Carlson cites cases where underage users have bet hundreds or thousands of dollars, just to end up losing them on a betting or jackpot site. Many skin gambling sites do not explicitly declare who owns them and may be operated by offshore agenciesleading to issues involving transparency and promotion. This practice was identified as conflicting with the Federal Trade Commission FTC on promotional videos, though the owners have claimed they are operating within the law. The FTC also updated its guidelines in how product endorsement relates to social media in light of this situation.
A similar situation was discovered for YouTube user PsiSyndicate, whom promoted the site SteamLoto without disclosure, while being paid for the promotion in rare skins. At least one member of FaZe Clan has since updated their video archives to include a message regarding their CSGO Wild promotion following this announcement.
A further problem with these gambling sites were claims of rigging between some skin gambling sites and players. GO Diamonds has admitted to providing at least one player with inside information to help make the resulting matches gambling on the interner exciting to draw viewers to the site.
GO players from the same team after finding evidence that they were match fixing in association with skin gambling site CS: GO Lounge during a major competition. GO players and event organizers "should under no circumstances gamble on CS: GO matches, associate with high volume CS: GO gamblers, or deliver information to others that might influence their CS: GO bets", threatening to exclude players that may even be suspected of such interactions.
GO Lounge continued to remain active, and later that year announced its sponsorship of a professional CS: GO team, raising questions of its legitimacy.
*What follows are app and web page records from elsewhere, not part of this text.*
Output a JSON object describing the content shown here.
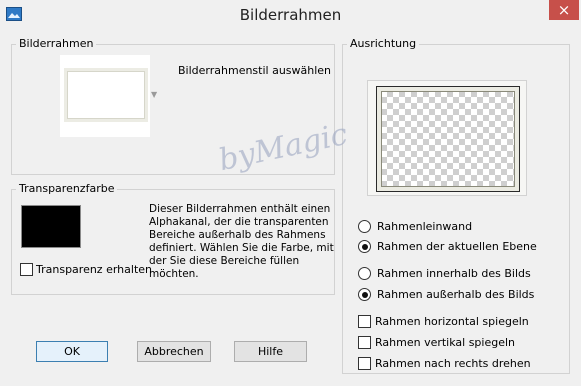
{
  "window": {
    "title": "Bilderrahmen",
    "close_icon": "×"
  },
  "frame_group": {
    "legend": "Bilderrahmen",
    "style_label": "Bilderrahmenstil auswählen"
  },
  "transparency_group": {
    "legend": "Transparenzfarbe",
    "swatch_color": "#000000",
    "description": "Dieser Bilderrahmen enthält einen Alphakanal, der die transparenten Bereiche außerhalb des Rahmens definiert. Wählen Sie die Farbe, mit der Sie diese Bereiche füllen möchten.",
    "keep_transparency": {
      "label": "Transparenz erhalten",
      "checked": false
    }
  },
  "orientation_group": {
    "legend": "Ausrichtung",
    "radio_group_1": [
      {
        "label": "Rahmenleinwand",
        "checked": false
      },
      {
        "label": "Rahmen der aktuellen Ebene",
        "checked": true
      }
    ],
    "radio_group_2": [
      {
        "label": "Rahmen innerhalb des Bilds",
        "checked": false
      },
      {
        "label": "Rahmen außerhalb des Bilds",
        "checked": true
      }
    ],
    "checkboxes": [
      {
        "label": "Rahmen horizontal spiegeln",
        "checked": false
      },
      {
        "label": "Rahmen vertikal spiegeln",
        "checked": false
      },
      {
        "label": "Rahmen nach rechts drehen",
        "checked": false
      }
    ]
  },
  "buttons": {
    "ok": "OK",
    "cancel": "Abbrechen",
    "help": "Hilfe"
  },
  "watermark": "byMagic"
}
The commission had previously contacted Valve in February over issues with the practice, specifically focused on issues relating to the use hack roulette software the Steam API that enabled the third-party websites.
Valve continued that they have and will continue, gambling controversy an offer of cooperation with the State, to identify those Steam accounts being used for gambling sites and shut them down due to violation of their end-user license agreement terms. GO players that have promoted these gambling sites have violated appropriate disclosure rules, however, the Commission has not issued a formal statement of their investigation yet. InAustralian senator Nick Xenophon planned to introduce legislation that would classify games like CS: GODota 2and other games with virtual economies with the option to use real currency to buy items with random or different value as in the CS: GO weapon cases as games of chance.
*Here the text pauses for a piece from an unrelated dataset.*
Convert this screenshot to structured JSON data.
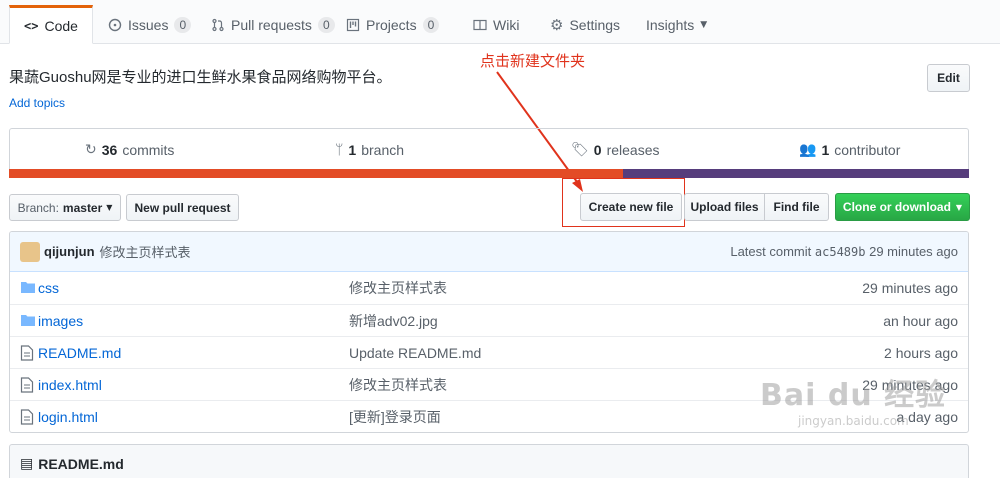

Under this proposed law, such games would be regulated under gambling laws, requiring them to carry clear warning labels and may be required to enforce age requirements to play. Xenophon stated that he believed these games "purport to be one thing" but are "morphing into full-on gambling and that itself is controversy misleading and deceptive".It's why critics have called it “glorified gambling”: You don't know what publisher, EA, taking to Reddit to defend itself on the controversy. In video games, skin gambling is the use of virtual goods, which are most commonly cosmetic Video game classifications and controversies · List of controversial video games · List of banned video games · List of regionally censored video games. Questions whether loot crates violate gambling law. Zeichner asked what steps she will take “to protect vulnerable adults and children from illegal gambling, in-game gambling and loot boxes within computer games.”. The recent launches of Forza Motorsport 7 and Middle-earth.